-------- Data for processing --------
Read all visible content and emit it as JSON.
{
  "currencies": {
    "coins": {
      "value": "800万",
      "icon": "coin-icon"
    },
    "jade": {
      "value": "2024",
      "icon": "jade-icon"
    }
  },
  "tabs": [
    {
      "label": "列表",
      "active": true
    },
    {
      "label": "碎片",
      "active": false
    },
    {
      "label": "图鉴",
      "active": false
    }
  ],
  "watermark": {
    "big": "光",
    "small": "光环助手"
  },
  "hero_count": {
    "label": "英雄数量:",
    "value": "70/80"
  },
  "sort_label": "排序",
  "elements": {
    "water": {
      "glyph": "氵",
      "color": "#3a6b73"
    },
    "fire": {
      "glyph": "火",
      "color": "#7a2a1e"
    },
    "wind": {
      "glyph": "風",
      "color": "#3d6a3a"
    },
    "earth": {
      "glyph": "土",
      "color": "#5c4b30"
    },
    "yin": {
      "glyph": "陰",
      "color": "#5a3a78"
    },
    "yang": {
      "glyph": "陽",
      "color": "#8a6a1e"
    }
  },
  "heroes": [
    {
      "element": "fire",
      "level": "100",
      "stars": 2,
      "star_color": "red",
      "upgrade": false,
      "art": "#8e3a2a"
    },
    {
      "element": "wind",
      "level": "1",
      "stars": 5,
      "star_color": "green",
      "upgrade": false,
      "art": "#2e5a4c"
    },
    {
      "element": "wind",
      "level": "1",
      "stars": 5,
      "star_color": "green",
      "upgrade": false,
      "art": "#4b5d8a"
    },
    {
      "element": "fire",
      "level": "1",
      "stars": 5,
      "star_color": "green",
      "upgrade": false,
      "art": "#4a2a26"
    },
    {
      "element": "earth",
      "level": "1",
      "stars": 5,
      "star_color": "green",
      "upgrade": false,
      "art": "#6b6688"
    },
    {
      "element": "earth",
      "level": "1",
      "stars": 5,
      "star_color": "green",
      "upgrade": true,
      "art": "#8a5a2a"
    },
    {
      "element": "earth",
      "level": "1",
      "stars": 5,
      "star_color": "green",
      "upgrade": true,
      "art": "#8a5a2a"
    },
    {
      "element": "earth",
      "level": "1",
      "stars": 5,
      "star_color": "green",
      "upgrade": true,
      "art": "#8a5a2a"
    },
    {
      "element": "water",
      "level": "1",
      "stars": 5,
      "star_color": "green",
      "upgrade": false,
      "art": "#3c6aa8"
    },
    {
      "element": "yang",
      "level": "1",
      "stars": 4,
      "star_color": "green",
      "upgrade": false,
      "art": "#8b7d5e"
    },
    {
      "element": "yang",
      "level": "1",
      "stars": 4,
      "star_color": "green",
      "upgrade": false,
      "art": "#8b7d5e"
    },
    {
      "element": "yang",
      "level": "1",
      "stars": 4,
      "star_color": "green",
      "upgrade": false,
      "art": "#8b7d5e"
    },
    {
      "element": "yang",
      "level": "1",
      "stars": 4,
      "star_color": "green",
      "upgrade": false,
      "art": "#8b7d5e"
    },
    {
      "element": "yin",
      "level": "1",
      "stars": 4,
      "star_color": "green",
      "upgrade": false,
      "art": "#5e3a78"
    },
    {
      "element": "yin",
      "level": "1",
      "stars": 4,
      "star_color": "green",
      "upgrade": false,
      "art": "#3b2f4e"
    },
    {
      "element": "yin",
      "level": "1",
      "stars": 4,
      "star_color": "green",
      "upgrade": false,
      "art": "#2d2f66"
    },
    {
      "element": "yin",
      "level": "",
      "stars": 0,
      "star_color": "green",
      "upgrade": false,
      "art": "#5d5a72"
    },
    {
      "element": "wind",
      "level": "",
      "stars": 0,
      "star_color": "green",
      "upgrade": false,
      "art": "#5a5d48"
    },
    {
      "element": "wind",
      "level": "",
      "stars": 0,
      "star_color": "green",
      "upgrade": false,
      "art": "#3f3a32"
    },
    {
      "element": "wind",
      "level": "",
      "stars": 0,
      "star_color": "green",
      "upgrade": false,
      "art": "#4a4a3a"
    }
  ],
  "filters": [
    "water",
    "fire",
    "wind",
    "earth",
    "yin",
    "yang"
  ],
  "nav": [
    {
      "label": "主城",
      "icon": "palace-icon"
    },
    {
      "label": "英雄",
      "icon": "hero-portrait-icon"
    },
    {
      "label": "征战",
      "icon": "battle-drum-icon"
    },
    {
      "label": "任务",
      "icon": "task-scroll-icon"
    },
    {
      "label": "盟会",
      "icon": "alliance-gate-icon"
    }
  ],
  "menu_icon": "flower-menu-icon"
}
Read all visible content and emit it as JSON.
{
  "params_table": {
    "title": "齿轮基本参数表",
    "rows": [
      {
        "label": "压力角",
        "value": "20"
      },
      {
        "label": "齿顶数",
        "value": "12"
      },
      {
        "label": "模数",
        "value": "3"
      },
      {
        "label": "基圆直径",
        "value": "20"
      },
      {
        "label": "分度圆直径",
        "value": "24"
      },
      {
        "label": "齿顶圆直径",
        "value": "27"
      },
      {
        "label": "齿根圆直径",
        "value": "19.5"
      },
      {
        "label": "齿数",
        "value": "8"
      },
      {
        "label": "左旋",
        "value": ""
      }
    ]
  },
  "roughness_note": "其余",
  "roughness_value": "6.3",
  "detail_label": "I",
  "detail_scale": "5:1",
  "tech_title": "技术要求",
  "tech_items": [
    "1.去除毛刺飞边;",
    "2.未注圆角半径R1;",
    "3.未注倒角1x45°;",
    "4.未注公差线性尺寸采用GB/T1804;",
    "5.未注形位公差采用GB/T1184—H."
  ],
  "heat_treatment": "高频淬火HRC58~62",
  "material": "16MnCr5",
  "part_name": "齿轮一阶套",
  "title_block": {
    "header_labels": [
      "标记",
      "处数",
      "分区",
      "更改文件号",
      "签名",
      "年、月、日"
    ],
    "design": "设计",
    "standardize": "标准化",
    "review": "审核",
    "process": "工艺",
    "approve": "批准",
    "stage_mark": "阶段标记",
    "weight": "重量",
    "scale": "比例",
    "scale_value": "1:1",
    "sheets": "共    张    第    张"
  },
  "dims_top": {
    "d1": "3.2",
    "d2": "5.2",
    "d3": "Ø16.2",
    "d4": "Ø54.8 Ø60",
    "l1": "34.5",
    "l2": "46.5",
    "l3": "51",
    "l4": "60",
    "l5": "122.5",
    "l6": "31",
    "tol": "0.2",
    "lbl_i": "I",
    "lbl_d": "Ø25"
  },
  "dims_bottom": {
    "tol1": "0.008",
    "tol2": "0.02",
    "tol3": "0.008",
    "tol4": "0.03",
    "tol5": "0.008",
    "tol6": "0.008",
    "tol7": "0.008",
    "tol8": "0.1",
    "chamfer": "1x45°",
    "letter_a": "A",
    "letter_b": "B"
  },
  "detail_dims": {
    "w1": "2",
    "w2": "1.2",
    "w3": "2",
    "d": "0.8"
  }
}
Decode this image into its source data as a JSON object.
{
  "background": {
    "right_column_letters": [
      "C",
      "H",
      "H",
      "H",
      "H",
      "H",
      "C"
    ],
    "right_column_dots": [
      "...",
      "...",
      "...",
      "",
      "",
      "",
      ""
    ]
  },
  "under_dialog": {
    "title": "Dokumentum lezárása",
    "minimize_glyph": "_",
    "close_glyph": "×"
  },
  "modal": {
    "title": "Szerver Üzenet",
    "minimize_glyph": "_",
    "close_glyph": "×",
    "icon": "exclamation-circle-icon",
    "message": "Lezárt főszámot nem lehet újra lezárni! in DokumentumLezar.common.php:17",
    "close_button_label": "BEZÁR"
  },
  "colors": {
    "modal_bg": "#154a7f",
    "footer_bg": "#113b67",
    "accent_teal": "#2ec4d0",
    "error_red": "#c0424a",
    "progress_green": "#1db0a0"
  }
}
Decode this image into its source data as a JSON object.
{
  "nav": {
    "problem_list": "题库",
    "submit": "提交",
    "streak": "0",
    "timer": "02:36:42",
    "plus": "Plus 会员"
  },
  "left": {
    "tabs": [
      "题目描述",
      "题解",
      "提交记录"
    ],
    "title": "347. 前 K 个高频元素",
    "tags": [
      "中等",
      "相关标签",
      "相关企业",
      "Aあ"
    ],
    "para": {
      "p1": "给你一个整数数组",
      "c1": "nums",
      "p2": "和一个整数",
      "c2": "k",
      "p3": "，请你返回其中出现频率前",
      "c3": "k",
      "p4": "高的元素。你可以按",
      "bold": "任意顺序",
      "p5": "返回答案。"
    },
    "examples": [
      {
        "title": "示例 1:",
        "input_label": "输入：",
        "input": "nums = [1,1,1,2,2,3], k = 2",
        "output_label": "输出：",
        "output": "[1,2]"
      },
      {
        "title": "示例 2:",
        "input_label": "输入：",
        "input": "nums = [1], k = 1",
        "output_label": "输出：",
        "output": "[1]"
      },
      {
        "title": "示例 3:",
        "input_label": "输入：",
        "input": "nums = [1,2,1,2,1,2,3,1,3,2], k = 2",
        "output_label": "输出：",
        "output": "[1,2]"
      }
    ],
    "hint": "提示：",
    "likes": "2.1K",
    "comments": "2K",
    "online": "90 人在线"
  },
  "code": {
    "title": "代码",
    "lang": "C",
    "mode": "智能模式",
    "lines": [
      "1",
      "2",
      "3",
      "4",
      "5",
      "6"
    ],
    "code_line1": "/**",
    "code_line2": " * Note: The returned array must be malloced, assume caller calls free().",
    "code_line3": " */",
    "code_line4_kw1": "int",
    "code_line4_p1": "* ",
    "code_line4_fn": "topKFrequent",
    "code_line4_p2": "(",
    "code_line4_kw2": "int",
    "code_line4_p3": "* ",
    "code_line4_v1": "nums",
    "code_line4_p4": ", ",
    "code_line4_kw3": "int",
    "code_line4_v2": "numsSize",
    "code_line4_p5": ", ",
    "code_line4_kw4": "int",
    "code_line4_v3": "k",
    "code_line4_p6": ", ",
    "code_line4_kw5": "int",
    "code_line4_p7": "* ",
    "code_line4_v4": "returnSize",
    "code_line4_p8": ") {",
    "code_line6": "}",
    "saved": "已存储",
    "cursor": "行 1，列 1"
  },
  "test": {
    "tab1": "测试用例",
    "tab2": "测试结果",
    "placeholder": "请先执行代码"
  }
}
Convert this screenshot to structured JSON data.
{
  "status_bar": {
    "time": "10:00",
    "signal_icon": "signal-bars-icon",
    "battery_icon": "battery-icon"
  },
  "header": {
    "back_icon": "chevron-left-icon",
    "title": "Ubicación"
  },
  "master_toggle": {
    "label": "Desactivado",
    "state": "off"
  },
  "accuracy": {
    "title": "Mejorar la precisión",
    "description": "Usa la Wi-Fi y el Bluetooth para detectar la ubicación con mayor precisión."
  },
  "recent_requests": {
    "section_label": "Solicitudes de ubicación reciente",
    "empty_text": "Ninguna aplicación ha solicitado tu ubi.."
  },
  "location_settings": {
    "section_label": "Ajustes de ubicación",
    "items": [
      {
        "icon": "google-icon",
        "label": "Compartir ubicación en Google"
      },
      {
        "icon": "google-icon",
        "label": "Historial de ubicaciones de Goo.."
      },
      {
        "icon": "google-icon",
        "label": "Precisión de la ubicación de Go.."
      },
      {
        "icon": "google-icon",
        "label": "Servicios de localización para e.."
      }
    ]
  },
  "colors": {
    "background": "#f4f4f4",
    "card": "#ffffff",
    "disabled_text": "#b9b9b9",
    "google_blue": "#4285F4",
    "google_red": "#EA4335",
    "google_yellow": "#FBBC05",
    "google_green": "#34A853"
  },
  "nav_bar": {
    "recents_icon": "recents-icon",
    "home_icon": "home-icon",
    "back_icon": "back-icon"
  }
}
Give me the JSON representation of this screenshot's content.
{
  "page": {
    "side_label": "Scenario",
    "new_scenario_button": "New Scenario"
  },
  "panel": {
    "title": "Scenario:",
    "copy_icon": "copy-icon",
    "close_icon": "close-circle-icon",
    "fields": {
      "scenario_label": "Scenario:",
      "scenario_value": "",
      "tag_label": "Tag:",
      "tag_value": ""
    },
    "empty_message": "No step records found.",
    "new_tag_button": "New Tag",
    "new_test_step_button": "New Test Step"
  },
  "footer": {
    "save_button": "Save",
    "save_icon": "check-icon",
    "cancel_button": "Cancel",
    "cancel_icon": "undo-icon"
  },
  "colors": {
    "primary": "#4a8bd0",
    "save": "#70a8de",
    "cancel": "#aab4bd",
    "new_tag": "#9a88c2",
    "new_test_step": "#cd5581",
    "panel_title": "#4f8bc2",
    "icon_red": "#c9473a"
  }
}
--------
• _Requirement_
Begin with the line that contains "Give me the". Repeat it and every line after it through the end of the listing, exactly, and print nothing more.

• _Answer section_
Give me the JSON representation of this screenshot's content.
{
  "page": {
    "side_label": "Scenario",
    "new_scenario_button": "New Scenario"
  },
  "panel": {
    "title": "Scenario:",
    "copy_icon": "copy-icon",
    "close_icon": "close-circle-icon",
    "fields": {
      "scenario_label": "Scenario:",
      "scenario_value": "",
      "tag_label": "Tag:",
      "tag_value": ""
    },
    "empty_message": "No step records found.",
    "new_tag_button": "New Tag",
    "new_test_step_button": "New Test Step"
  },
  "footer": {
    "save_button": "Save",
    "save_icon": "check-icon",
    "cancel_button": "Cancel",
    "cancel_icon": "undo-icon"
  },
  "colors": {
    "primary": "#4a8bd0",
    "save": "#70a8de",
    "cancel": "#aab4bd",
    "new_tag": "#9a88c2",
    "new_test_step": "#cd5581",
    "panel_title": "#4f8bc2",
    "icon_red": "#c9473a"
  }
}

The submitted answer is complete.